  3. The cat is now 13 years old. I convinced my Mother to get another cat after her favorite cat passed on. My Mother was in her early 70’s at the time and wasn’t sure about getting another cat.

  4. Your hair looks nice gray. I wouldn’t start coloring it now. I started coloring mine in my early 30’s when my mother, who had beautiful white hair since a young age, told me my hair was way too gray for my age and that I should color it. She was not one to make much of a fuss over looks, so when she said I should color my hair, I listened. Now my hair is colored a dark brown and when it starts growing out I have shocking white roots! I have decided to wait until I retire at least to maybe go white. But it does make you look older–most say you look around 10 yrs younger if you are not gray. But it is a hassle and an expense. Two and a half more years of work and I may go au naturel like Judy. (Beautiful cat by the way!)

  5. Thanks, I could never go the permanent dye route. My hair started going grey when I was 25, I had every type of highlighting possible, including calicoing (this involved red, blond and black colors) since I worked with mostly men they started asking me if my hair was supposed to be pink, not good in a corporate environment in the 80’s! My sister refuses to tell me how long it takes to maintain her brown hair..I probably can’t sit still for that long.
    My mother was a grey hair lady as well, low maintenance, but, she had a million perms!

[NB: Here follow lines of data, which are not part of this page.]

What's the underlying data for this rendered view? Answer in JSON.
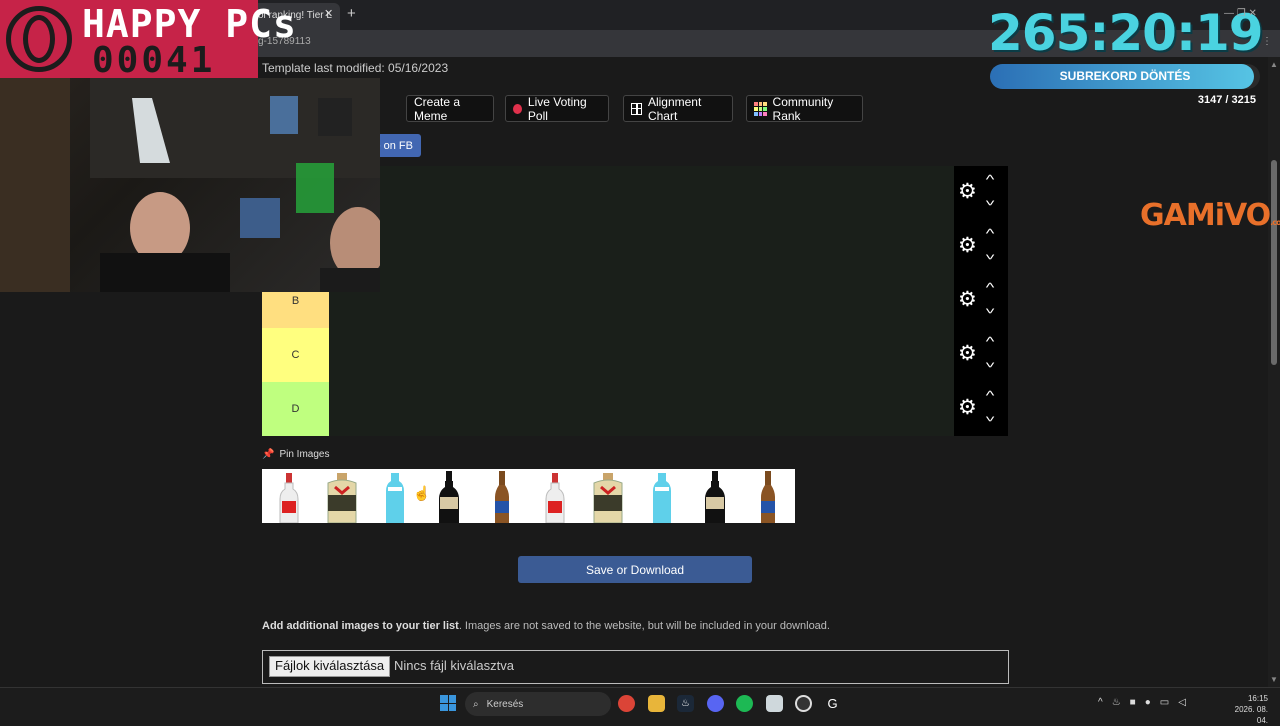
{
  "browser": {
    "tab_title": "ol ranking! Tier L",
    "tab_close": "✕",
    "new_tab": "+",
    "url": "g-15789113"
  },
  "page": {
    "modified": "Template last modified: 05/16/2023",
    "buttons": {
      "meme": "Create a Meme",
      "vote": "Live Voting Poll",
      "align": "Alignment Chart",
      "rank": "Community Rank",
      "fb": "e on FB"
    },
    "tiers": [
      {
        "label": "",
        "color": "#ff7f7f"
      },
      {
        "label": "",
        "color": "#ffbf7f"
      },
      {
        "label": "B",
        "color": "#ffdf80"
      },
      {
        "label": "C",
        "color": "#ffff7f"
      },
      {
        "label": "D",
        "color": "#bfff7f"
      }
    ],
    "pin_label": "Pin Images",
    "images": [
      "vodka-bottle",
      "cream-liqueur-bottle",
      "blue-liqueur-bottle",
      "baileys-bottle",
      "bud-light-bottle",
      "vodka-bottle",
      "cream-liqueur-bottle",
      "blue-liqueur-bottle",
      "baileys-bottle",
      "bud-light-bottle"
    ],
    "save_label": "Save or Download",
    "add_info_bold": "Add additional images to your tier list",
    "add_info_rest": ". Images are not saved to the website, but will be included in your download.",
    "file_button": "Fájlok kiválasztása",
    "file_none": "Nincs fájl kiválasztva"
  },
  "overlay": {
    "brand": "HAPPY PCs",
    "brand_count": "00041",
    "timer": "265:20:19",
    "sub_label": "SUBREKORD DÖNTÉS",
    "sub_count": "3147 / 3215",
    "sub_progress": 0.979,
    "sponsor": "GAMiVO",
    "sponsor_suffix": ".com"
  },
  "taskbar": {
    "search": "Keresés",
    "time": "16:15",
    "date": "2026. 08. 04."
  },
  "colors": {
    "accent": "#c62348",
    "timer": "#4ad3e0",
    "save": "#3b5b94"
  }
}
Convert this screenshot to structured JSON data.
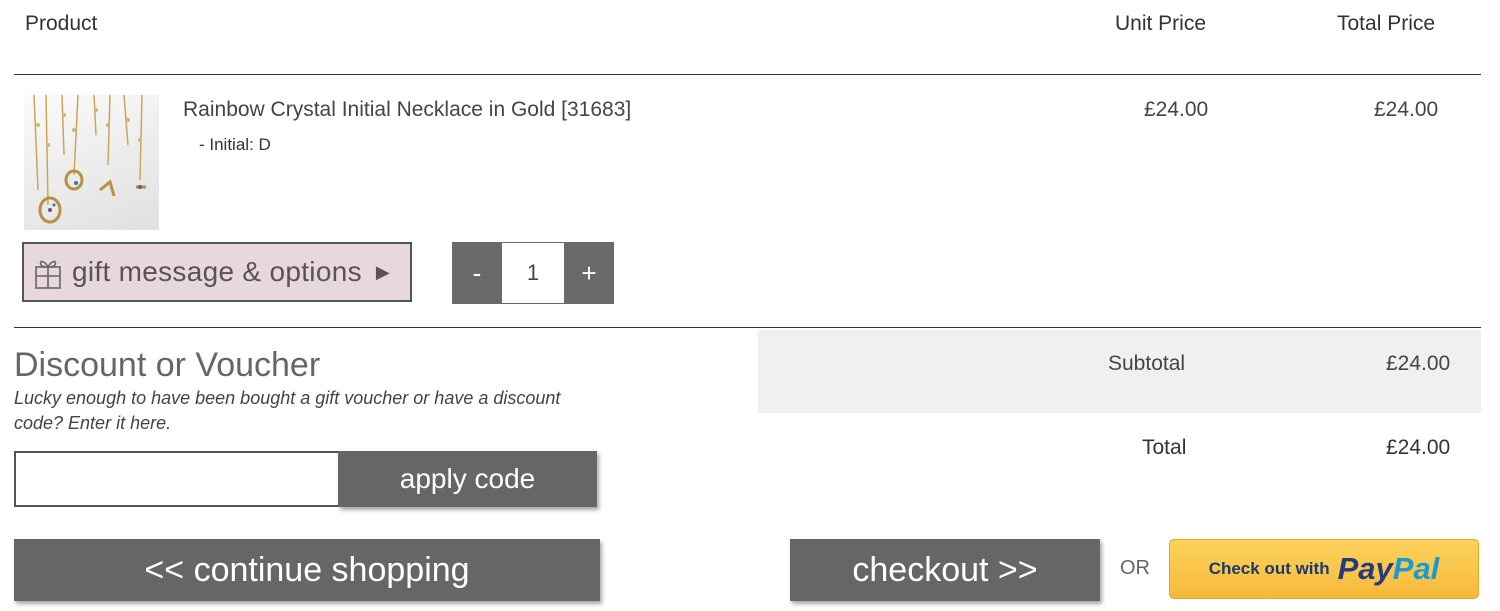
{
  "header": {
    "product_label": "Product",
    "unit_price_label": "Unit Price",
    "total_price_label": "Total Price"
  },
  "item": {
    "name": "Rainbow Crystal Initial Necklace in Gold [31683]",
    "option": "-  Initial: D",
    "unit_price": "£24.00",
    "total_price": "£24.00",
    "image_icon": "necklace-product-photo",
    "gift_button_label": "gift message & options",
    "gift_arrow": "▶",
    "quantity": "1",
    "qty_minus": "-",
    "qty_plus": "+"
  },
  "discount": {
    "title": "Discount or Voucher",
    "description": "Lucky enough to have been bought a gift voucher or have a discount code? Enter it here.",
    "input_value": "",
    "input_placeholder": "",
    "apply_label": "apply code"
  },
  "totals": {
    "subtotal_label": "Subtotal",
    "subtotal_value": "£24.00",
    "total_label": "Total",
    "total_value": "£24.00"
  },
  "actions": {
    "continue_label": "<< continue shopping",
    "checkout_label": "checkout >>",
    "or_label": "OR",
    "paypal_prefix": "Check out with",
    "paypal_pay": "Pay",
    "paypal_pal": "Pal"
  },
  "colors": {
    "button_bg": "#666666",
    "gift_bg": "#e8d7df",
    "paypal_bg": "#f6b93a",
    "subtotal_bg": "#f0f0f0"
  }
}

  6. there is nothing more aging than a woman (or man) with gray roots! Who’s kidding who? And everyone who covers grey with color goes too dark! It pulls the color from their faces making them look ghastly! Let your gray come in – you’ll be glad you did!

Comment on this post

Fill in your details below or click an icon to log in:

WordPress.com Logo

You are commenting using your WordPress.com account. Log Out / Change )

Twitter picture

You are commenting using your Twitter account. Log Out / Change )

Facebook photo

You are commenting using your Facebook account. Log Out / Change )

Google+ photo

You are commenting using your Google+ account. Log Out / Change )

Connecting to %s